YOUR INSTRUCTIONS: The word "this" may appear in lines of the data below. Say how many lines hold it, giving only the number.
'''
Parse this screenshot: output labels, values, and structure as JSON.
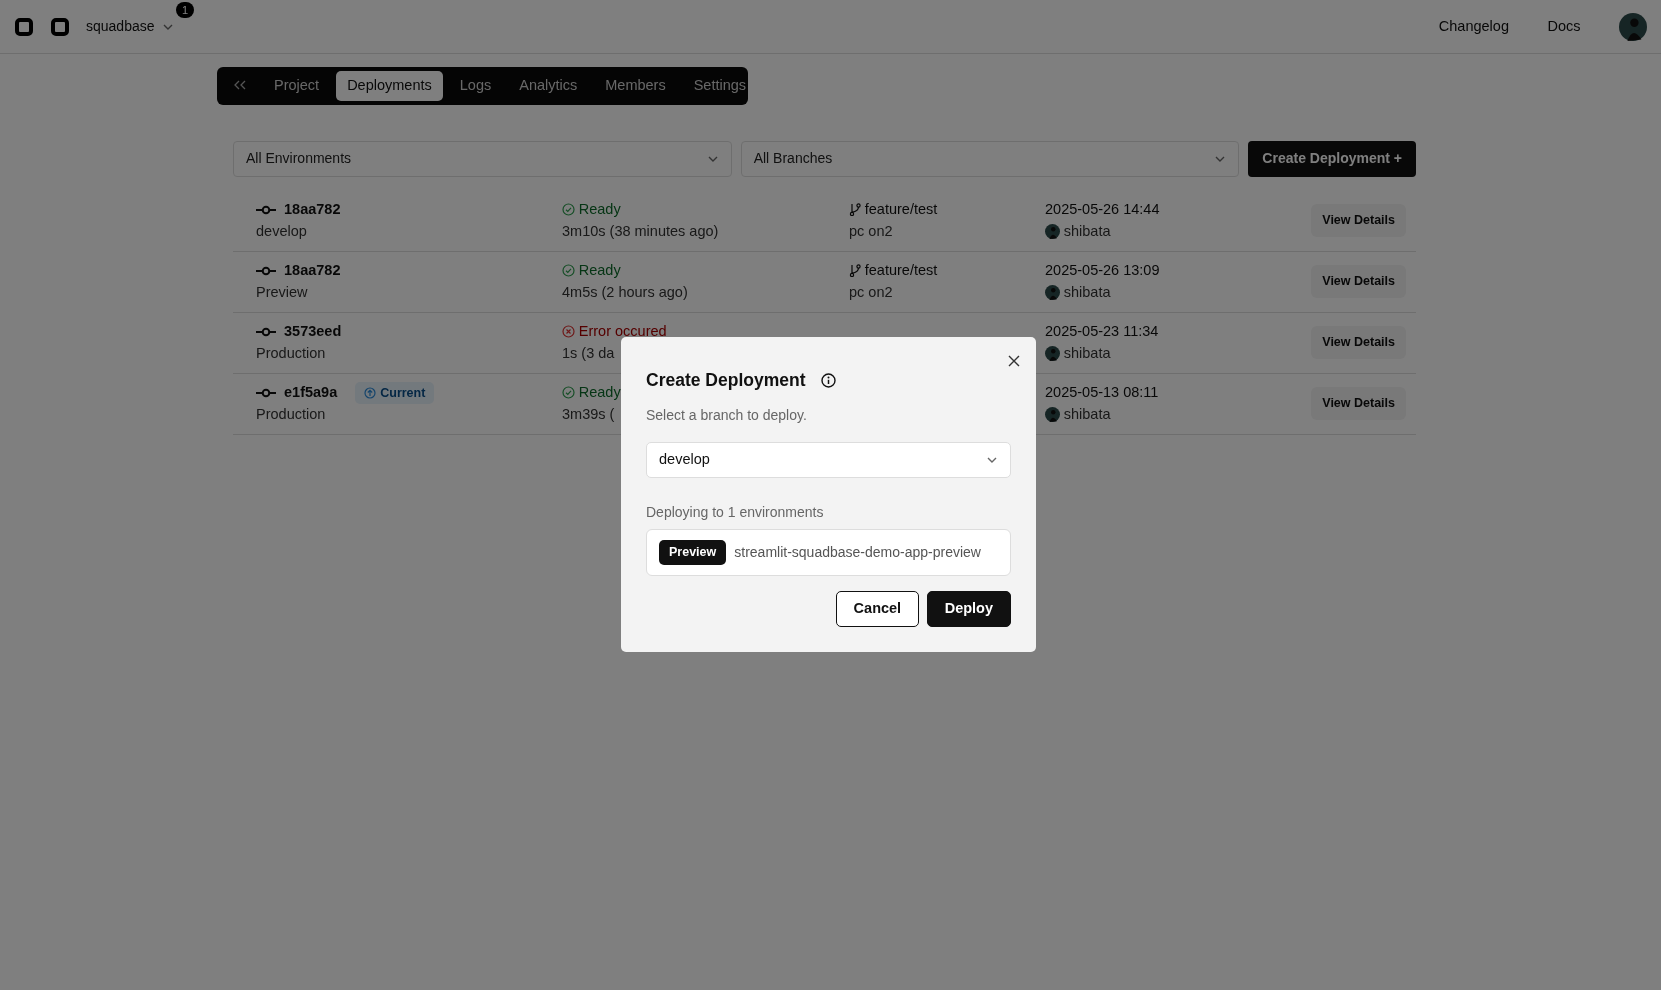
{
  "header": {
    "workspace": "squadbase",
    "notification_count": "1",
    "links": [
      "Changelog",
      "Docs"
    ]
  },
  "tabs": [
    {
      "label": "Project",
      "selected": false
    },
    {
      "label": "Deployments",
      "selected": true
    },
    {
      "label": "Logs",
      "selected": false
    },
    {
      "label": "Analytics",
      "selected": false
    },
    {
      "label": "Members",
      "selected": false
    },
    {
      "label": "Settings",
      "selected": false
    }
  ],
  "filters": {
    "environment": "All Environments",
    "branch": "All Branches",
    "create_button": "Create Deployment +"
  },
  "deployments": [
    {
      "commit": "18aa782",
      "environment": "develop",
      "status": {
        "kind": "ready",
        "label": "Ready"
      },
      "duration": "3m10s (38 minutes ago)",
      "branch": "feature/test",
      "message": "pc on2",
      "date": "2025-05-26 14:44",
      "author": "shibata",
      "action": "View Details"
    },
    {
      "commit": "18aa782",
      "environment": "Preview",
      "status": {
        "kind": "ready",
        "label": "Ready"
      },
      "duration": "4m5s (2 hours ago)",
      "branch": "feature/test",
      "message": "pc on2",
      "date": "2025-05-26 13:09",
      "author": "shibata",
      "action": "View Details"
    },
    {
      "commit": "3573eed",
      "environment": "Production",
      "status": {
        "kind": "error",
        "label": "Error occured"
      },
      "duration": "1s (3 da",
      "date": "2025-05-23 11:34",
      "author": "shibata",
      "action": "View Details"
    },
    {
      "commit": "e1f5a9a",
      "badge": "Current",
      "environment": "Production",
      "status": {
        "kind": "ready",
        "label": "Ready"
      },
      "duration": "3m39s (",
      "date": "2025-05-13 08:11",
      "author": "shibata",
      "action": "View Details"
    }
  ],
  "modal": {
    "title": "Create Deployment",
    "subtitle": "Select a branch to deploy.",
    "branch": "develop",
    "targets_label": "Deploying to 1 environments",
    "targets": [
      {
        "environment": "Preview",
        "app": "streamlit-squadbase-demo-app-preview"
      }
    ],
    "buttons": [
      {
        "kind": "secondary",
        "label": "Cancel"
      },
      {
        "kind": "primary",
        "label": "Deploy"
      }
    ]
  }
}
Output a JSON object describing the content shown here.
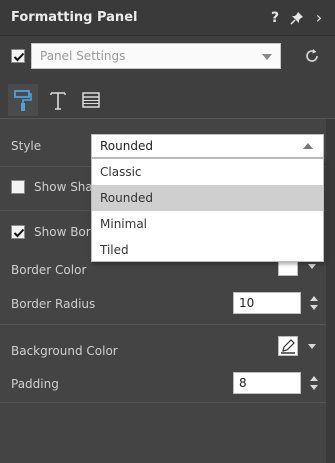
{
  "header": {
    "title": "Formatting Panel",
    "help_glyph": "?",
    "more_glyph": "›"
  },
  "settings": {
    "checked": true,
    "select_value": "Panel Settings"
  },
  "tabs": [
    {
      "icon": "paint-roller-icon",
      "active": true
    },
    {
      "icon": "text-icon",
      "active": false
    },
    {
      "icon": "table-icon",
      "active": false
    }
  ],
  "style": {
    "label": "Style",
    "value": "Rounded",
    "options": [
      "Classic",
      "Rounded",
      "Minimal",
      "Tiled"
    ]
  },
  "show_shadow": {
    "label": "Show Shac",
    "checked": false
  },
  "show_border": {
    "label": "Show Bord",
    "checked": true
  },
  "border_color": {
    "label": "Border Color",
    "color": "#ffffff"
  },
  "border_radius": {
    "label": "Border Radius",
    "value": "10"
  },
  "background_color": {
    "label": "Background Color",
    "color": "#ffffff"
  },
  "padding": {
    "label": "Padding",
    "value": "8"
  },
  "colors": {
    "accent": "#4aa3df",
    "panel": "#444444",
    "header": "#3a3a3a"
  }
}
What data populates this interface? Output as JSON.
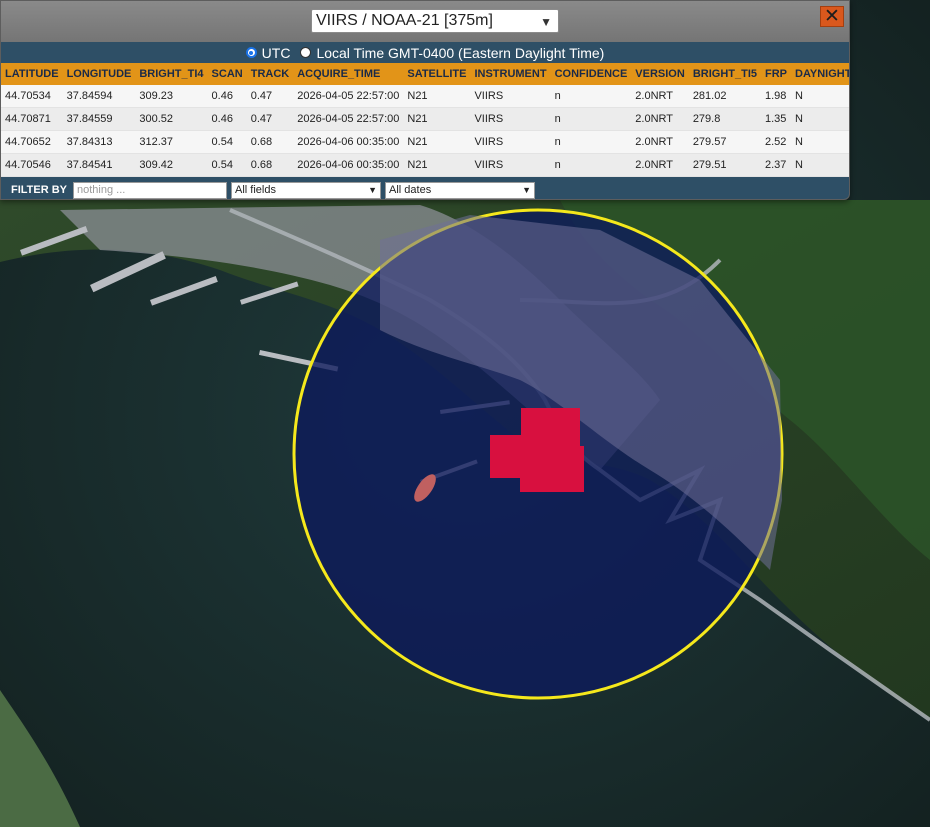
{
  "layer_selector": {
    "value": "VIIRS / NOAA-21 [375m]",
    "chevron_icon": "chevron-down-icon"
  },
  "close_button": {
    "label": "✕",
    "icon": "close-icon",
    "color": "#d9581d"
  },
  "time_options": [
    {
      "label": "UTC",
      "selected": true
    },
    {
      "label": "Local Time GMT-0400 (Eastern Daylight Time)",
      "selected": false
    }
  ],
  "table": {
    "columns": [
      "LATITUDE",
      "LONGITUDE",
      "BRIGHT_TI4",
      "SCAN",
      "TRACK",
      "ACQUIRE_TIME",
      "SATELLITE",
      "INSTRUMENT",
      "CONFIDENCE",
      "VERSION",
      "BRIGHT_TI5",
      "FRP",
      "DAYNIGHT"
    ],
    "rows": [
      [
        "44.70534",
        "37.84594",
        "309.23",
        "0.46",
        "0.47",
        "2026-04-05 22:57:00",
        "N21",
        "VIIRS",
        "n",
        "2.0NRT",
        "281.02",
        "1.98",
        "N"
      ],
      [
        "44.70871",
        "37.84559",
        "300.52",
        "0.46",
        "0.47",
        "2026-04-05 22:57:00",
        "N21",
        "VIIRS",
        "n",
        "2.0NRT",
        "279.8",
        "1.35",
        "N"
      ],
      [
        "44.70652",
        "37.84313",
        "312.37",
        "0.54",
        "0.68",
        "2026-04-06 00:35:00",
        "N21",
        "VIIRS",
        "n",
        "2.0NRT",
        "279.57",
        "2.52",
        "N"
      ],
      [
        "44.70546",
        "37.84541",
        "309.42",
        "0.54",
        "0.68",
        "2026-04-06 00:35:00",
        "N21",
        "VIIRS",
        "n",
        "2.0NRT",
        "279.51",
        "2.37",
        "N"
      ]
    ]
  },
  "filter": {
    "label": "FILTER BY",
    "placeholder": "nothing ...",
    "field_select": "All fields",
    "date_select": "All dates"
  },
  "map": {
    "selection_circle_color": "#f5e81c",
    "hotspot_color": "#d8103f",
    "sea_color": "#0e1a44"
  }
}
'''
WRITTEN RESPONSE: 2